The November midterm elections are just one week away, and Toni Preckwinkle has her eye on both Nov. 6 and Feb. 26.
The powerful Cook County Board president is up for re-election next week, but she’s also emerged as one of the top contenders to take the Chicago mayor’s office in a few months.
Morning Shift guest host Kyra Kyles checks in with Preckwinkle about her mayoral run, Cook County politics and why she’s not supporting a judge who is up for retention on the Nov. 6 ballot.
On why she’s running for Chicago mayor
Preckwinkle: “I loved being an alderman, and I look forward to the opportunity to be a mayor and to work on some of the same issues that were challenges when I was an alderman. Trying to rebuild, as I said, challenged communities, working to improve our public schools, and now one of the real challenges the city faces, implementing the consent decree around police accountability. Those are the three critical issues that face our city.”
On violence as a public health crisis, not just a criminal justice issue
Preckwinkle: “Better policing can’t be the sole solution to the challenges that these communities face….I think it’s important to understand that violence is a public health crisis, and we can’t think of it solely in criminal justice terms. If someone is shot, the first thing we need to do is to help them heal physically, but we also have to address the trauma that may have brought them to the point in their lives where they have been shot. You have to understand, in many of these communities, people know someone, or they have a family member who has been shot or killed, and that trauma is embedded in the whole community and needs to be addressed.”

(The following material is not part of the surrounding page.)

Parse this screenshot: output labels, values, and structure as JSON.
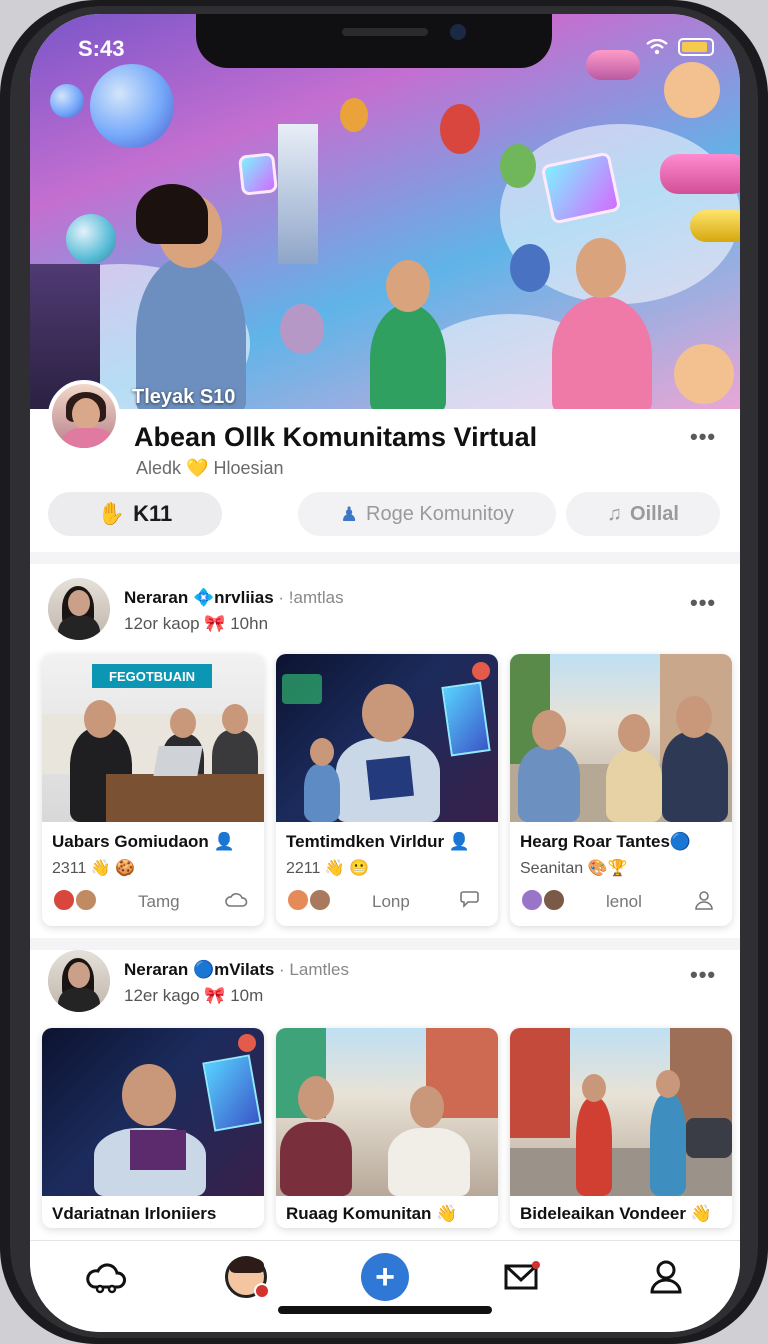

On the $6 billion Cook County budget
Preckwinkle: “We have a budget that’s balanced without any new taxes, fines or fees and no layoffs….We’re in a much better financial state than either the state or the city, which may be a low bar in the state of Illinois, but I think it’s important to acknowledge….90 percent of our budget solutions are structural in nature. They are not one-time fixes, and this budget is no different. Every year we go into the year with a budget gap which we are challenged to close, and we’ve closed more than $1.2 billion in budget gaps over the last eight years. Our workforce is down 13 percent from when I came in, although we’ve been able to deliver services better than ever in the past. And our indebtedness is down by 11 percent….I’m proud of where we are now. However, without the revenue that we anticipated, we’re going to have challenges in the years to come.”
On what makes her proud about her tenure as board president
Preckwinkle: “There are two things. First of all, 50 percent of our budget is healthcare, and I’m really proud of the fact that our healthcare system has moved toward sustainability, and that’s the result of hard work and trying to make it more effective and efficient. But it’s also the result of the Affordable Care Act….The second thing is…38 percent of our budget is our criminal justice system. When I came into office, I said, you know, we have a criminal justice system that’s at the intersection of race and poverty. Fifty percent of the people in Cook County are African American or Latinx, 50 percent, about 25 percent each. But 86 percent of the people in our jail are black and brown….We’ve dramatically reduced the jail population. It’s down 30 percent to under 6,000, and these are people who were accused of crimes, mostly drug possession, prostitution and shoplifting, the things people do to get money for their drugs, not paying their child support, not paying their traffic tickets, and any person who had any resources was not in jail, this was people accused, not convicted, of those kinds of crimes. It was basically poor black and brown people.”
On whether she supports a $95 million police academy on Chicago’s West Side
Kyra Kyles: “So, you want to look at it more carefully before deciding yes or no on this particular facility?”
Preckwinkle: “Exactly. In the same way that we came to the conclusion that spending $20 million on a parking facility wasn’t what we really needed on our West Side medical campus, I think we have to look at this facility as well. Although I will tell you that one of the things that came out in the Department of Justice consent decree report is that we have not in the city of Chicago invested sufficiently in the professionalization of our police force.”
GUEST: Toni Preckwinkle, Cook County Board president
LEARN MORE: Is Toni Preckwinkle Invincible Or Vulnerable In Chicago Mayor’s Race (Chicago Sun-Times 10/8/18)
Which Toni Preckwinkle Is Running For Chicago Mayor? (In These Times 9/20/18)